While cavities are the most common form of primary teeth decay, some children can form abscesses or develop oral infections. These issues don’t leave the mouth when the affected primary tooth falls out. Instead, the sores or infections stay in the soft tissues around the sockets.

In this situation, the permanent tooth erupts into a hostile environment that could stunt growth, weaken structure and cause your child pain.

3. Encourages Essential Gum Tissue Support

Healthy teeth consist of more than just beautiful pearly whites, they must also have a strong support network of gum tissue. When children have good oral hygiene with their primary teeth, they develop strong and healthy soft tissues.

While children can make their gum tissue healthier after their permanent teeth come in, their permanent teeth are more likely to come in where they should, stay in place and develop healthily when the gums are already prepared.

4. Establishes Good Lifelong Oral Health Habits

As an adult, you’ve likely tried, struggled with, failed and succeeded in establishing many habits. Children have no habits other than the ones that they have naturally, such as eating and sleeping, and those they learn from practice.

When you care for your child’s teeth during their infancy, then take your child in for his or her first dentist appointment and finally teach good oral hygiene skills, you create lifelong oral health habits. Additionally, this step may help your child avoid fear of the dentist entirely, ensuring that he or she always seeks the necessary dental care.

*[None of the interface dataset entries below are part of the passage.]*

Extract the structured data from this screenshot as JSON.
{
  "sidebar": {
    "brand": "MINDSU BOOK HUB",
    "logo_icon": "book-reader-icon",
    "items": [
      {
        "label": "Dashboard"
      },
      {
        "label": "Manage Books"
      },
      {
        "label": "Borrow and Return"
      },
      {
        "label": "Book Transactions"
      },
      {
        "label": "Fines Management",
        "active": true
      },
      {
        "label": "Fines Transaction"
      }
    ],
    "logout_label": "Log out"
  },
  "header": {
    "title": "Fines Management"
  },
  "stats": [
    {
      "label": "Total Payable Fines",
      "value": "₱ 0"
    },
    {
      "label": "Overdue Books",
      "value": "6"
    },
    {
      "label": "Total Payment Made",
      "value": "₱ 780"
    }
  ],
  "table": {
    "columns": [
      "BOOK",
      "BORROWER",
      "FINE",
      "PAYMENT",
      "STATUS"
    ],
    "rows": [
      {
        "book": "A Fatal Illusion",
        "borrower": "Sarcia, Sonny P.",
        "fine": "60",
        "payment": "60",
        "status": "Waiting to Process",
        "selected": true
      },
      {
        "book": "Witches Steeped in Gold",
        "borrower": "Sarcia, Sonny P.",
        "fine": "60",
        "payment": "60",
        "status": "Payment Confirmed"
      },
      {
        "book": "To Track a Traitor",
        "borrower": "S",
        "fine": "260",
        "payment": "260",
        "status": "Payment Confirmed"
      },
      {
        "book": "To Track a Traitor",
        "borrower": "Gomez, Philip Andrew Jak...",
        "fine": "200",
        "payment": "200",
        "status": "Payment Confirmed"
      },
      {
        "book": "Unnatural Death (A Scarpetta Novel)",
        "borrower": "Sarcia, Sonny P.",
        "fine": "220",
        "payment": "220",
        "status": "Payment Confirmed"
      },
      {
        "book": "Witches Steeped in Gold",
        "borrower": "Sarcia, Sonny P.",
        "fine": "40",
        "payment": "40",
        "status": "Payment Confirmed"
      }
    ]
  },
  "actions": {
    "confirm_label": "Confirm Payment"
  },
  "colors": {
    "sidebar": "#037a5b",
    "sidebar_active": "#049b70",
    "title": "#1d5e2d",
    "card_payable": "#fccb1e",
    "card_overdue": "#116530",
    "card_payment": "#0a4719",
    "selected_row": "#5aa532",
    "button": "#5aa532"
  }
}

5. Strengthens the Jaw Bone

In addition to the soft tissue support discussed in section three, healthy teeth also need a solid anchor in the jaws. Younger children have softer bones that become stronger as the children age.

Decayed primary teeth can affect the connection with the jaw bone, leaving primary teeth vulnerable to long-term jaw issues and the jaw to pain and secondary health conditions.

As you make decisions about your child’s oral health, remember to prioritize your child’s primary teeth as an important step in the development of his or her lifelong dentition. If you feel unsure how to best provide your child with the dental care he or she needs at a specific developmental stage, discuss your concerns with a paediatric dentist.

For dental care for your entire family, including your children at every stage of their oral development, trust the staff at Dental Smile Frankston.